The practice, which has come to light in recent months, has caused friction in some communities, where the owners of neighbouring properties are unhappy with the erections.
The masts are made up of a single, thick, straight antenna which dwarfs nearby trees and they have large units mounted at the top.
There are also reports that some farm family units have fallen out over the installations, as not all siblings are in agreement with the erections.
It is believed that significant cash payments have been offered to the landowners by Eir for the installation of the phone masts, which are designed to improve mobile reception in West Cork.
In response to queries from The Southern Star, Eir confirmed the practice but refused to comment on how much money was involved, saying ‘licence terms are confidential to the landowner’.
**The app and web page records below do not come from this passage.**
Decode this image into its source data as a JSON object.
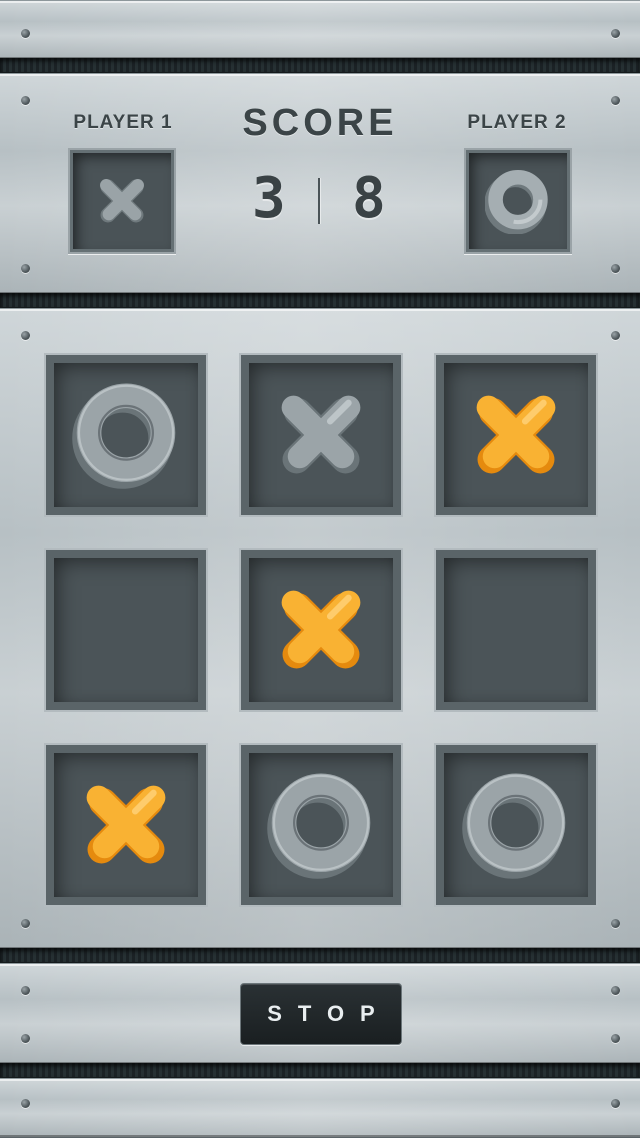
{
  "scoreboard": {
    "title": "SCORE",
    "player1": {
      "label": "PLAYER 1",
      "mark": "x",
      "score": "3"
    },
    "player2": {
      "label": "PLAYER 2",
      "mark": "o",
      "score": "8"
    }
  },
  "board": {
    "cells": [
      {
        "mark": "o",
        "color": "gray"
      },
      {
        "mark": "x",
        "color": "gray"
      },
      {
        "mark": "x",
        "color": "orange"
      },
      {
        "mark": "",
        "color": ""
      },
      {
        "mark": "x",
        "color": "orange"
      },
      {
        "mark": "",
        "color": ""
      },
      {
        "mark": "x",
        "color": "orange"
      },
      {
        "mark": "o",
        "color": "gray"
      },
      {
        "mark": "o",
        "color": "gray"
      }
    ]
  },
  "controls": {
    "stop_label": "STOP"
  },
  "colors": {
    "orange": "#f5a623",
    "gray": "#8e979b",
    "metal": "#c4cccf",
    "dark": "#1a1f21"
  },
  "icons": {
    "x_mark": "x-icon",
    "o_mark": "o-icon"
  }
}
It added: ‘We are open to work with landowners in areas that need mobile coverage improvements. Depending on the location, a mast could be installed to boost 4G coverage in the surrounding area if that is a requirement, or introduce 5G mobile connectivity.’
It said that over the last year, Eir has ‘actively developed new sites to enhance and resolve mobile coverage blackspots’ across every county in Ireland.
Furthermore, it added, ‘Eir will develop new sites based on a licence agreement with the landowner. Licence terms are confidential to the landowner and Eir will apply for the relevant planning consents as required.’
It said it would ‘welcome interest’ from landowners and would consider ‘all locations’.
Cork County Council told The Southern Star that while it has a policy of supporting telecoms infrastructure and the improvement of high speed connectivity, each development ‘is determined on its own merits’ and would ‘generally’ be required to get planning permission.
There has been significant opposition to 4G and 5G masts in recent years from minority groups who believe they may cause harmful radiation, but the scientific data is, so far, inconclusive.